It’s the way we’re designed.  We weren’t designed to handle life alone.

egg heads

In our fear we should never be afraid to share what we’re experiencing with the right people.  Often it will lose its grip on us just by telling someone else about it and talking it through.

It also loosens its hold on us when we allow others to carry us to Jesus when we’re too weary or afraid to walk toward him ourselves.

Like the paralytic man in Luke 5: 17-26 who needed someone to carry him to Jesus we, at times, need others to carry us to him when we feel paralyzed by fear.  You’ll notice in the story that Jesus commended the faith of the paralytic’s friends and then ultimately healed the man.

It wasn’t long, not even a few hours, when my fears washed away and faith returned.

Also sometimes it’s good to go to a familiar place where we are alone or a place that we know will help us to enter into the presence of God.

For me, one of those places is the lake near our home.

The night of Bob’s first treatment, after he took his first dose and I asked others to pray, we drove down to the lake.

It was chilly.  We sat in the car and watched the sun begin to set.  Then I walked down to the water’s edge.  Very few people were on the beach in the chill of that evening.  It was peaceful.  Some sunsets are brilliant and other times the sun looks like a ball of fire against a dark sky.  The only way to describe the one before us that night was tranquil.

tranquil sunset

Bright light broke through the sky with ribbons of pink around it.  Waves washed up on shore and light reflected on the wet sand from the light above.

As I think about that night, I’m reminded of the words from “Hosanna” by Paul Boloche–“In your presence all our fears are washed away.”  My fears were washed away…in his presence that night on the beach.

With every wave, in the peaceful tranquility of the sun setting, I was able to carry Bob in prayer to the one who would keep him, hold him and use the medicine to heal him and not to harm him.  Other friends and family came to mind too.  As I carried Bob, I carried others.
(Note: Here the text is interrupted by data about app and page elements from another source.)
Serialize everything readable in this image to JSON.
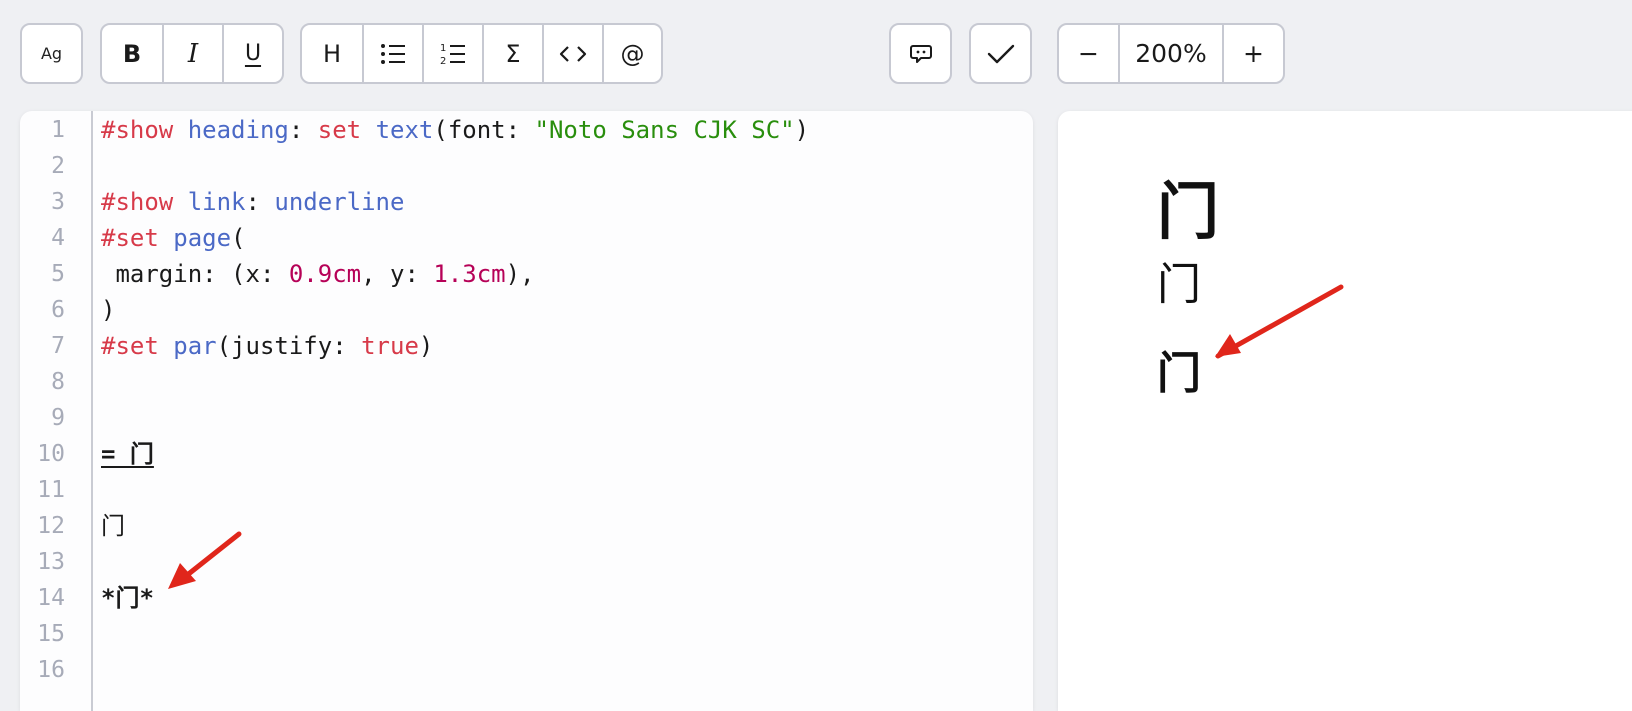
{
  "toolbar": {
    "font_button": "Ag",
    "bold_button": "B",
    "italic_button": "I",
    "underline_button": "U",
    "heading_button": "H",
    "math_button": "Σ",
    "mention_button": "@",
    "zoom_out": "−",
    "zoom_level": "200%",
    "zoom_in": "+"
  },
  "icons": {
    "bullet_list": "bullet-list-icon",
    "numbered_list": "numbered-list-icon",
    "code": "code-icon",
    "comment": "comment-icon",
    "check": "check-icon"
  },
  "editor": {
    "line_numbers": [
      "1",
      "2",
      "3",
      "4",
      "5",
      "6",
      "7",
      "8",
      "9",
      "10",
      "11",
      "12",
      "13",
      "14",
      "15",
      "16"
    ],
    "lines": {
      "l1": {
        "kw": "#show",
        "fn": "heading",
        "p1": ": ",
        "kw2": "set",
        "p2": " ",
        "fn2": "text",
        "p3": "(font: ",
        "str": "\"Noto Sans CJK SC\"",
        "p4": ")"
      },
      "l3": {
        "kw": "#show",
        "p0": " ",
        "fn": "link",
        "p1": ": ",
        "fn2": "underline"
      },
      "l4": {
        "kw": "#set",
        "p0": " ",
        "fn": "page",
        "p1": "("
      },
      "l5": {
        "p1": " margin: (x: ",
        "n1": "0.9cm",
        "p2": ", y: ",
        "n2": "1.3cm",
        "p3": "),"
      },
      "l6": {
        "p1": ")"
      },
      "l7": {
        "kw": "#set",
        "p0": " ",
        "fn": "par",
        "p1": "(justify: ",
        "bool": "true",
        "p2": ")"
      },
      "l10": {
        "heading": "= 门"
      },
      "l12": {
        "text": "门"
      },
      "l14": {
        "strong": "*门*"
      }
    }
  },
  "preview": {
    "heading": "门",
    "normal": "门",
    "bold": "门"
  },
  "colors": {
    "keyword": "#d73a49",
    "function": "#4b69c6",
    "string": "#298e0d",
    "number": "#b60157",
    "arrow": "#e0261b"
  }
}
And today I’m able to carry my young friend in prayer.  The one who was about to walk through a door into the unknown.  The one who spoke those four words to me, “It’s kind of scary.”

Written by: Nancy Janiga©2014